- **Problem requirements**
What you produce should match the records exactly, line for line.

- **Provided records**
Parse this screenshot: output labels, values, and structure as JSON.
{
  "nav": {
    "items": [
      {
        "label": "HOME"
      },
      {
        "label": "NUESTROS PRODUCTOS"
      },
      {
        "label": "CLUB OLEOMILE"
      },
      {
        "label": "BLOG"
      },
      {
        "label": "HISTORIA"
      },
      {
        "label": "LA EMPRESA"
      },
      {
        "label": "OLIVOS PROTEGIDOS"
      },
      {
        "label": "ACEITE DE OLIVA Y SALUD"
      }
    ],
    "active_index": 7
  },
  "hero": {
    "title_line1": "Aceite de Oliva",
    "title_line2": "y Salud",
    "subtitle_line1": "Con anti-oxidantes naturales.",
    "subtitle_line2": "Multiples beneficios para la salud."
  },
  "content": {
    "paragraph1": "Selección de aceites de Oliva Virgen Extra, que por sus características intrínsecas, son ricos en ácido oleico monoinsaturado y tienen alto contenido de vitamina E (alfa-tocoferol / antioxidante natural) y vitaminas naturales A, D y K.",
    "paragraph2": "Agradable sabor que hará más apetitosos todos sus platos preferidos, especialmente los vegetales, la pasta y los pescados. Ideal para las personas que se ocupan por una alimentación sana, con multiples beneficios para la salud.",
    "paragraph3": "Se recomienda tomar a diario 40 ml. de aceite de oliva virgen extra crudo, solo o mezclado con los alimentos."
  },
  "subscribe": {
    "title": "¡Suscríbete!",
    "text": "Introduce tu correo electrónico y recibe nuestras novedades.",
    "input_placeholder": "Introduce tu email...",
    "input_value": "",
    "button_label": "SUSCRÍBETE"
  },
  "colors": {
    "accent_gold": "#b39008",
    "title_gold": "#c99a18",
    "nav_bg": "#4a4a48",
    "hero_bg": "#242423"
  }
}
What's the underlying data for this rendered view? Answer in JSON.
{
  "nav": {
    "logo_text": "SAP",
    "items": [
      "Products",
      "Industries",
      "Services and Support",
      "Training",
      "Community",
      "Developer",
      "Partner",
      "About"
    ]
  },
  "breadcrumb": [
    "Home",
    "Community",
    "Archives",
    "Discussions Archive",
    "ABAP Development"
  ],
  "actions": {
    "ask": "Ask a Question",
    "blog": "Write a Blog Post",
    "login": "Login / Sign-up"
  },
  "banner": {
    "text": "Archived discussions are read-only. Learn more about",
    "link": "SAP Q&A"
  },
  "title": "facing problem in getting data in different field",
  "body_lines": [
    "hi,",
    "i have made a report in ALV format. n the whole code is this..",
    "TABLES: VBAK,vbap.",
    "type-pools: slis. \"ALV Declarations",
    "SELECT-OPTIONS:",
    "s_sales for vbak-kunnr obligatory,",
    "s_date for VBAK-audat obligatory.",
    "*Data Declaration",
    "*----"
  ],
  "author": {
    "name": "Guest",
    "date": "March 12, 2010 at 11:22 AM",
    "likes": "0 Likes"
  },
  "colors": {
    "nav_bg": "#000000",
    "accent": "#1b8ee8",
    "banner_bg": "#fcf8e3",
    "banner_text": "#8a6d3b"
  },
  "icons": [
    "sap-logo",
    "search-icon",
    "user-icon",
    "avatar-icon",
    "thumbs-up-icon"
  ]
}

- **Finished exercise**
Parse this screenshot: output labels, values, and structure as JSON.
{
  "nav": {
    "items": [
      {
        "label": "HOME"
      },
      {
        "label": "NUESTROS PRODUCTOS"
      },
      {
        "label": "CLUB OLEOMILE"
      },
      {
        "label": "BLOG"
      },
      {
        "label": "HISTORIA"
      },
      {
        "label": "LA EMPRESA"
      },
      {
        "label": "OLIVOS PROTEGIDOS"
      },
      {
        "label": "ACEITE DE OLIVA Y SALUD"
      }
    ],
    "active_index": 7
  },
  "hero": {
    "title_line1": "Aceite de Oliva",
    "title_line2": "y Salud",
    "subtitle_line1": "Con anti-oxidantes naturales.",
    "subtitle_line2": "Multiples beneficios para la salud."
  },
  "content": {
    "paragraph1": "Selección de aceites de Oliva Virgen Extra, que por sus características intrínsecas, son ricos en ácido oleico monoinsaturado y tienen alto contenido de vitamina E (alfa-tocoferol / antioxidante natural) y vitaminas naturales A, D y K.",
    "paragraph2": "Agradable sabor que hará más apetitosos todos sus platos preferidos, especialmente los vegetales, la pasta y los pescados. Ideal para las personas que se ocupan por una alimentación sana, con multiples beneficios para la salud.",
    "paragraph3": "Se recomienda tomar a diario 40 ml. de aceite de oliva virgen extra crudo, solo o mezclado con los alimentos."
  },
  "subscribe": {
    "title": "¡Suscríbete!",
    "text": "Introduce tu correo electrónico y recibe nuestras novedades.",
    "input_placeholder": "Introduce tu email...",
    "input_value": "",
    "button_label": "SUSCRÍBETE"
  },
  "colors": {
    "accent_gold": "#b39008",
    "title_gold": "#c99a18",
    "nav_bg": "#4a4a48",
    "hero_bg": "#242423"
  }
}
What's the underlying data for this rendered view? Answer in JSON.
{
  "nav": {
    "logo_text": "SAP",
    "items": [
      "Products",
      "Industries",
      "Services and Support",
      "Training",
      "Community",
      "Developer",
      "Partner",
      "About"
    ]
  },
  "breadcrumb": [
    "Home",
    "Community",
    "Archives",
    "Discussions Archive",
    "ABAP Development"
  ],
  "actions": {
    "ask": "Ask a Question",
    "blog": "Write a Blog Post",
    "login": "Login / Sign-up"
  },
  "banner": {
    "text": "Archived discussions are read-only. Learn more about",
    "link": "SAP Q&A"
  },
  "title": "facing problem in getting data in different field",
  "body_lines": [
    "hi,",
    "i have made a report in ALV format. n the whole code is this..",
    "TABLES: VBAK,vbap.",
    "type-pools: slis. \"ALV Declarations",
    "SELECT-OPTIONS:",
    "s_sales for vbak-kunnr obligatory,",
    "s_date for VBAK-audat obligatory.",
    "*Data Declaration",
    "*----"
  ],
  "author": {
    "name": "Guest",
    "date": "March 12, 2010 at 11:22 AM",
    "likes": "0 Likes"
  },
  "colors": {
    "nav_bg": "#000000",
    "accent": "#1b8ee8",
    "banner_bg": "#fcf8e3",
    "banner_text": "#8a6d3b"
  },
  "icons": [
    "sap-logo",
    "search-icon",
    "user-icon",
    "avatar-icon",
    "thumbs-up-icon"
  ]
}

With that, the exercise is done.